Count how many lines of the listing contain "minutes", then give that number and nothing more.

◆ Exercise data:

=== Section Start ===

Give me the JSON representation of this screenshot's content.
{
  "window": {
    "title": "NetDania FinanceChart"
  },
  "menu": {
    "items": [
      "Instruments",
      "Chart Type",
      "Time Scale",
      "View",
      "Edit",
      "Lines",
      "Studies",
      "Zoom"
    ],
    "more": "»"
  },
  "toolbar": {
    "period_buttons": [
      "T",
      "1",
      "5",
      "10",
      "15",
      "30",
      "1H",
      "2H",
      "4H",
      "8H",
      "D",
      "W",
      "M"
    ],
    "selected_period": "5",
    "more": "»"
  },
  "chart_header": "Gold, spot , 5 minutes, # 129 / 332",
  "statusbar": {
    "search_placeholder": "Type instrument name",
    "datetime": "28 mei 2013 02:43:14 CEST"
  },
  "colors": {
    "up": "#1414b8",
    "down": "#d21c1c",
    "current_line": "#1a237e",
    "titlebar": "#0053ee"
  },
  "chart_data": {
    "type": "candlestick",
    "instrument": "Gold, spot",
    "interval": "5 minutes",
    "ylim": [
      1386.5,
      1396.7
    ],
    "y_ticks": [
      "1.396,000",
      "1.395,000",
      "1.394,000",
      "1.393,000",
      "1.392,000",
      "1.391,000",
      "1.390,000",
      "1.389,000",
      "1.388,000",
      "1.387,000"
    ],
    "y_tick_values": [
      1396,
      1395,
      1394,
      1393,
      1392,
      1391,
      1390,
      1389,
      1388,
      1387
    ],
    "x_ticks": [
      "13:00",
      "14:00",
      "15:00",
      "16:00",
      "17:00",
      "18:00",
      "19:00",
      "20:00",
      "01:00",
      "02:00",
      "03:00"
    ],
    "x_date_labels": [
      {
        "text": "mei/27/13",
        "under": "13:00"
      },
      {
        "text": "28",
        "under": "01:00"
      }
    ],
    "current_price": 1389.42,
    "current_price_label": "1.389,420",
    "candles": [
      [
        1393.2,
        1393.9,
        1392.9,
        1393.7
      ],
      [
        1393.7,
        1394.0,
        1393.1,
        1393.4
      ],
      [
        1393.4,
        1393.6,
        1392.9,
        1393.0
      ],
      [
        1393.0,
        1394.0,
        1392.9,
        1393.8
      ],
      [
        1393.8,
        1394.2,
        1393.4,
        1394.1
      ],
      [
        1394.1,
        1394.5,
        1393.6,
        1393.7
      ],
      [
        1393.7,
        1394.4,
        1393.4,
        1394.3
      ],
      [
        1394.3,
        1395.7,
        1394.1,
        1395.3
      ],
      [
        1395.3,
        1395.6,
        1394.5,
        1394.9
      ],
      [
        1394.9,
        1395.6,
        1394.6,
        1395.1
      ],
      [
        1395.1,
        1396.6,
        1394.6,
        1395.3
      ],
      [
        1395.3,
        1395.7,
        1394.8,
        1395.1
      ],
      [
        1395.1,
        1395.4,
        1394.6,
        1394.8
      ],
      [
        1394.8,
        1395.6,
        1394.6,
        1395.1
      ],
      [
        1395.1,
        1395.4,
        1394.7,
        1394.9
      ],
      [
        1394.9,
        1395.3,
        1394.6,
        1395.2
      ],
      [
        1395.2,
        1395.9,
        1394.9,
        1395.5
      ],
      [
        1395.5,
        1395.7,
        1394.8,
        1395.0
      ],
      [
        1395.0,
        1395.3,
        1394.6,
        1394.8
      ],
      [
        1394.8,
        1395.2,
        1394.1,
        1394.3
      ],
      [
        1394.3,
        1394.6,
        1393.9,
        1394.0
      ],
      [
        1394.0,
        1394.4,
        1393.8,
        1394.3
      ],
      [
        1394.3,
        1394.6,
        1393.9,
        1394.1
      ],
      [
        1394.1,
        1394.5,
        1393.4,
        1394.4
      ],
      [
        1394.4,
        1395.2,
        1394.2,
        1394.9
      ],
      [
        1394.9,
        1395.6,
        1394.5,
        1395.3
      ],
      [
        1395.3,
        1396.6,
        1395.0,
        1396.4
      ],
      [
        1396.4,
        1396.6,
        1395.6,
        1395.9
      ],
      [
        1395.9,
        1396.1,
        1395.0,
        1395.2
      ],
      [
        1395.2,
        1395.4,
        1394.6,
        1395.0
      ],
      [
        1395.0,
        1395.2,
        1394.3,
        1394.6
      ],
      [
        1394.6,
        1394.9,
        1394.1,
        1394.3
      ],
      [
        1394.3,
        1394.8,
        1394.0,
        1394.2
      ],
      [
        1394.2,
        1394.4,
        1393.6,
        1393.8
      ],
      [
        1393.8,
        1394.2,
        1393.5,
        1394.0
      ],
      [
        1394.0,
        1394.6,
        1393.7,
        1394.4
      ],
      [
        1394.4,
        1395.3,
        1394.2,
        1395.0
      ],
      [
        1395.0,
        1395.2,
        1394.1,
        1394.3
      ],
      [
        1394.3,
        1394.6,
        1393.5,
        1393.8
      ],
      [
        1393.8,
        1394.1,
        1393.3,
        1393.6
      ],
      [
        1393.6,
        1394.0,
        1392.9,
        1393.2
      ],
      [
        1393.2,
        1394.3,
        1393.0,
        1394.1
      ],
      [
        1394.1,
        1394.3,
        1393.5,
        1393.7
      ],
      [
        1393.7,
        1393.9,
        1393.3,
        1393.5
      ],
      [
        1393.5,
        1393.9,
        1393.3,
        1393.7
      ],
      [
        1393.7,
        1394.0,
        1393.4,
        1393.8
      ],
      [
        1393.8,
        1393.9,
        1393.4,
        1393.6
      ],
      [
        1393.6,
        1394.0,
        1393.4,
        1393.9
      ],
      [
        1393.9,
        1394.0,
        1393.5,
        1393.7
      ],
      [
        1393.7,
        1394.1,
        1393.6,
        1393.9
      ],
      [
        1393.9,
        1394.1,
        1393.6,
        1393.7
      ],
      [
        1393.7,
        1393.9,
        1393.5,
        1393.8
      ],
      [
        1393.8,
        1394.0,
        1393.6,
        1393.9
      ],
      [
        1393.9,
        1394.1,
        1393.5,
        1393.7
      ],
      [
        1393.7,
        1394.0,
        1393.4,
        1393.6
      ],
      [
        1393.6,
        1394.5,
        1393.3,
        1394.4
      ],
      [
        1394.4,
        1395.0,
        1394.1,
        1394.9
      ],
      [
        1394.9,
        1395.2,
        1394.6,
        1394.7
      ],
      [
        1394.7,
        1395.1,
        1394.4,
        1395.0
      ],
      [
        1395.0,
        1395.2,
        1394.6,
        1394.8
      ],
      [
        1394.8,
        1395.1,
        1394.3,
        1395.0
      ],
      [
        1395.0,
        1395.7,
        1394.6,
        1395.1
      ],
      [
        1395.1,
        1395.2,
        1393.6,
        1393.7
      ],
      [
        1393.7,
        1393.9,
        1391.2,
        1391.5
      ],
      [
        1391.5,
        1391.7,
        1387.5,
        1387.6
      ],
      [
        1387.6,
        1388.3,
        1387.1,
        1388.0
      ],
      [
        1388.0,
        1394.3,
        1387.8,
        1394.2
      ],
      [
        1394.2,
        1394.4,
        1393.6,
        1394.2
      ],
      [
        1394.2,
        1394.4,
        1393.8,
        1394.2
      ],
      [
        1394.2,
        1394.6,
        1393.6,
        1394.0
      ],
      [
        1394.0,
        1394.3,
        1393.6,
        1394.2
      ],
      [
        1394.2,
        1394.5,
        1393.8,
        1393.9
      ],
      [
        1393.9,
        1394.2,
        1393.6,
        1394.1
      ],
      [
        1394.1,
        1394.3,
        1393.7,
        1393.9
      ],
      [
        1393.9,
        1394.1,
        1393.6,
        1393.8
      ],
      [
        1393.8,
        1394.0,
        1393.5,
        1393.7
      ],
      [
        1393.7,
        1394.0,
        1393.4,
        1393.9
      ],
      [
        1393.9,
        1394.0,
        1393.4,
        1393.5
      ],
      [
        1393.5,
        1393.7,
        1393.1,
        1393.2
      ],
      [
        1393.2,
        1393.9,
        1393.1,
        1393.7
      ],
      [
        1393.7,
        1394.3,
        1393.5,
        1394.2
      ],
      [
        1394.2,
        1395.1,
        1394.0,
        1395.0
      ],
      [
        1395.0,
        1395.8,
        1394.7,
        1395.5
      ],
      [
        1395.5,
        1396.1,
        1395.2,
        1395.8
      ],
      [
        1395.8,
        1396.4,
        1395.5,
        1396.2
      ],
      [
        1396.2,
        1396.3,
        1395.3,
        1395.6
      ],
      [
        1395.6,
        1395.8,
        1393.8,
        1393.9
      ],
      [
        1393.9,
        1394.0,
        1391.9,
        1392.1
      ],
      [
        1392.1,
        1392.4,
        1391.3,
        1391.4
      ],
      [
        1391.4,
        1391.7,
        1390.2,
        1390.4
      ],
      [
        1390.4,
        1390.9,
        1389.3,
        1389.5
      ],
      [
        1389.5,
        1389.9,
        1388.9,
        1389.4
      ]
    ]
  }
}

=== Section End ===

◆ Solution for this problem:
2